“The actual volume of carbon emissions caused by data centres continues to be a matter of debate,” said Andrew Harrison, chair of the EUDCA Technical Committee. “Whilst it’s important we understand that number, we cannot escape the fact that demand for data is growing and if nothing changes, the result will be an even greater contribution to global emissions and climate change. The industry therefore needs to focus on radically reducing total lifecycle emissions associated with data centres - Whole Life Carbon Assessments are key to unlocking greater understanding to help guide decision making.”
The benefits of Whole Life Carbon Assessments (WLCA) within the data centre industry are clear and there is growing understanding of their importance – especially by those who have employed specialist sustainability teams. However, implementation may present challenges; for example, there can be disparity with project delivery teams who could make the greatest impact by harmonising design and construction decisions. Education, continuing to spread awareness and upskilling are key to addressing this.
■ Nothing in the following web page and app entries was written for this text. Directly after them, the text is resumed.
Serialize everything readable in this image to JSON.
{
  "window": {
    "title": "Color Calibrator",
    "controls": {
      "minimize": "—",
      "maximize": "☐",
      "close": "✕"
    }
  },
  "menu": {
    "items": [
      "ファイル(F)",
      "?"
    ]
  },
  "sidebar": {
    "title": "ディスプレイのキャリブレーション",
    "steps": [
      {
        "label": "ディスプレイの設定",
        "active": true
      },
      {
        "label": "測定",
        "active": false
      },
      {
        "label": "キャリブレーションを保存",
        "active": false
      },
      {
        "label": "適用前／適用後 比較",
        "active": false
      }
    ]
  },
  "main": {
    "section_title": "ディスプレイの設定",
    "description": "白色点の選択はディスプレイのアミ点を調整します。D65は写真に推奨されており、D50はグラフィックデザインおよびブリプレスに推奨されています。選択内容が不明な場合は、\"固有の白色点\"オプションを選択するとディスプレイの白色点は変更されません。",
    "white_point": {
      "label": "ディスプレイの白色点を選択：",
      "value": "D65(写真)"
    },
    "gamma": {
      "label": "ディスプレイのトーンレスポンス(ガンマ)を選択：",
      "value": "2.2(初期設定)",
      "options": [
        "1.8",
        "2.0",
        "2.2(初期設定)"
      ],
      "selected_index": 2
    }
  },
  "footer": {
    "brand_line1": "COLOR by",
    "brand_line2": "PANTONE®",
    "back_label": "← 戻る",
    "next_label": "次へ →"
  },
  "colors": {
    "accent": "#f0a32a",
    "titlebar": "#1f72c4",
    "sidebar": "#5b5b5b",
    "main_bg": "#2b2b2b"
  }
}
A key element of WLCAs is defining the boundaries of the assessment. Given the current maturity of the data centre industry in conducting these assessments, there is still a grey area with many assessments excluding the MEP systems and externals from their scope. According to outputs from assessments which have carried out, the MEP systems are a huge component of the overall embodied carbon emissions of a data centre and should therefore be considered as a prominent factor within the WLCA.
The 19-page white paper explains the relevance of WLCAs, what they consist of and some of the methodologies and reporting frameworks that currently exist. It provides an example of a typical
data centre compared to other building types and how WLCA can offer value to data centre operators at a time when there is a growing focus on decarbonization and embodied carbon. Finally, it highlights some of the challenges the data centre industry faces in relation to WLCA and recommendations on how to tackle these.